EXERCISE DESCRIPTION: If a line in the records below contains the word "save", copy it out.

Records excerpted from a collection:
----

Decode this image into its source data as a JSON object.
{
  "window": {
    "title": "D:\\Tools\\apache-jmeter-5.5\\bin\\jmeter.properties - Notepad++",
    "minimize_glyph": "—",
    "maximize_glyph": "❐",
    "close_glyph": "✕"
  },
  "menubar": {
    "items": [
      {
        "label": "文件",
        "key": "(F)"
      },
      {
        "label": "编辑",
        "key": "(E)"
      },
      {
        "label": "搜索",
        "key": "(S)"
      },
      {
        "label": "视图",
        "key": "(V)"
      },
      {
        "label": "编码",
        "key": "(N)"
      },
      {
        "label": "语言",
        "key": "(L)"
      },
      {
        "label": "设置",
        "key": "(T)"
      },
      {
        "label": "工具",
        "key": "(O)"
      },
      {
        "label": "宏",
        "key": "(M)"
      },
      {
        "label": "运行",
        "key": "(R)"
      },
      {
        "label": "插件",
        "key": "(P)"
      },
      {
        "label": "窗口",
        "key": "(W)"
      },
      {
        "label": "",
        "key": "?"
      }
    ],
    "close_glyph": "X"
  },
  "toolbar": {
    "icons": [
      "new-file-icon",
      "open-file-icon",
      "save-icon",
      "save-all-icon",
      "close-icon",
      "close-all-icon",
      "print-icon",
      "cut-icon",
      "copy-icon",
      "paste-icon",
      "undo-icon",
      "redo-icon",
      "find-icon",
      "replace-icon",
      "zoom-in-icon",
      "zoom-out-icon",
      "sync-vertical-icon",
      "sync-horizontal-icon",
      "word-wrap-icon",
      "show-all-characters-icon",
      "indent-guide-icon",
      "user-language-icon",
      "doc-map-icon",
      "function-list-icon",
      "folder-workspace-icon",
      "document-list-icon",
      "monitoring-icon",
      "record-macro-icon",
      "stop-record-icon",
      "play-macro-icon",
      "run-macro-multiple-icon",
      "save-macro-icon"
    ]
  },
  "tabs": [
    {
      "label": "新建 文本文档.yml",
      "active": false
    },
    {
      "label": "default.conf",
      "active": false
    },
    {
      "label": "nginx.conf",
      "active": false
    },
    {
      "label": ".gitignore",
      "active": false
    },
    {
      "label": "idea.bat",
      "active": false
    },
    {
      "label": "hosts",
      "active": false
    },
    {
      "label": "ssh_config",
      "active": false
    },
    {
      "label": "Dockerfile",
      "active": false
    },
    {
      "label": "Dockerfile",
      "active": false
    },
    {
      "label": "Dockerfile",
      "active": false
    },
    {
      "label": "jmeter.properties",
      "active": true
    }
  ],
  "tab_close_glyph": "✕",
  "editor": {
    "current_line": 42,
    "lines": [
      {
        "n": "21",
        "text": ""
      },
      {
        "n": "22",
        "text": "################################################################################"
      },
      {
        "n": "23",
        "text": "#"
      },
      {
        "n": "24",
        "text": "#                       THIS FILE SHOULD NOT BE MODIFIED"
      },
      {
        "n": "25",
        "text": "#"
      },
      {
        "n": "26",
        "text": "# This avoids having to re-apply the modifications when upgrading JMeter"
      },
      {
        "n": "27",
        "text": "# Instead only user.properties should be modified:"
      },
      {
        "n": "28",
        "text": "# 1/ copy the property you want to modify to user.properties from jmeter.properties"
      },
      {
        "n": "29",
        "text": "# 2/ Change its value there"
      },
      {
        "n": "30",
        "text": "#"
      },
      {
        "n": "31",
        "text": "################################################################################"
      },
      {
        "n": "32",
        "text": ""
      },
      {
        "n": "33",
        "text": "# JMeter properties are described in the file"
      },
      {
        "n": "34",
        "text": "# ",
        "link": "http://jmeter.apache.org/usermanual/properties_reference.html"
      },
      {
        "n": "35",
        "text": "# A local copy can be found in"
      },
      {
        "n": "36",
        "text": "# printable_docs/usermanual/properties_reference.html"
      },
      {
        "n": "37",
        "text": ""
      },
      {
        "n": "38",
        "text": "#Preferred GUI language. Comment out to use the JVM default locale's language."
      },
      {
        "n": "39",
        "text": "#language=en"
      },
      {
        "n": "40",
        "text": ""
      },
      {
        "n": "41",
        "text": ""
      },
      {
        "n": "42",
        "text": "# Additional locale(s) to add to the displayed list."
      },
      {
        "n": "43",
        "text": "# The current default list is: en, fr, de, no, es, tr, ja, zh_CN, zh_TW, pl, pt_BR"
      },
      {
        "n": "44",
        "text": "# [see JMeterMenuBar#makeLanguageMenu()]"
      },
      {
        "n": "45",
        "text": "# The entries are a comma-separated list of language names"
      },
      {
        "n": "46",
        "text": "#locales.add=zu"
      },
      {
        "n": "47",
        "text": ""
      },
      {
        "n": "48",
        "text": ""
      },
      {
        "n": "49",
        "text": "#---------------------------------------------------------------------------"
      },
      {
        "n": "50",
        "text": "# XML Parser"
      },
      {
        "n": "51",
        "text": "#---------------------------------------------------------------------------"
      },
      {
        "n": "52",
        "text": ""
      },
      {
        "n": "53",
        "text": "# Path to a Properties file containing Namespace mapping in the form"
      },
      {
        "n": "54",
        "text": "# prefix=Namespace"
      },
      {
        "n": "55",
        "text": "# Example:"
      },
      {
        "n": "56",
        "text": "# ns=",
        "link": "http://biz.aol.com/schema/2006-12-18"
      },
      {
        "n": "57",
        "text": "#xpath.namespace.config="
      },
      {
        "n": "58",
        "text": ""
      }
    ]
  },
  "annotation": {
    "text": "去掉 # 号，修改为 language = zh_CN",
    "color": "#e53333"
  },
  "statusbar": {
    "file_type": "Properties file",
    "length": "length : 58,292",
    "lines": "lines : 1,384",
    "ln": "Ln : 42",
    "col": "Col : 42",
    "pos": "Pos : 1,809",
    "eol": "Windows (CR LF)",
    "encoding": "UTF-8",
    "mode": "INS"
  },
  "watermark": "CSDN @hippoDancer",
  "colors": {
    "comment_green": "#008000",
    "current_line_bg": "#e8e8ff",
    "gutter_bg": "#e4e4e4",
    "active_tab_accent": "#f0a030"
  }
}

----

WRITTEN RESPONSE:
      "save-icon",
      "save-all-icon",
      "save-macro-icon"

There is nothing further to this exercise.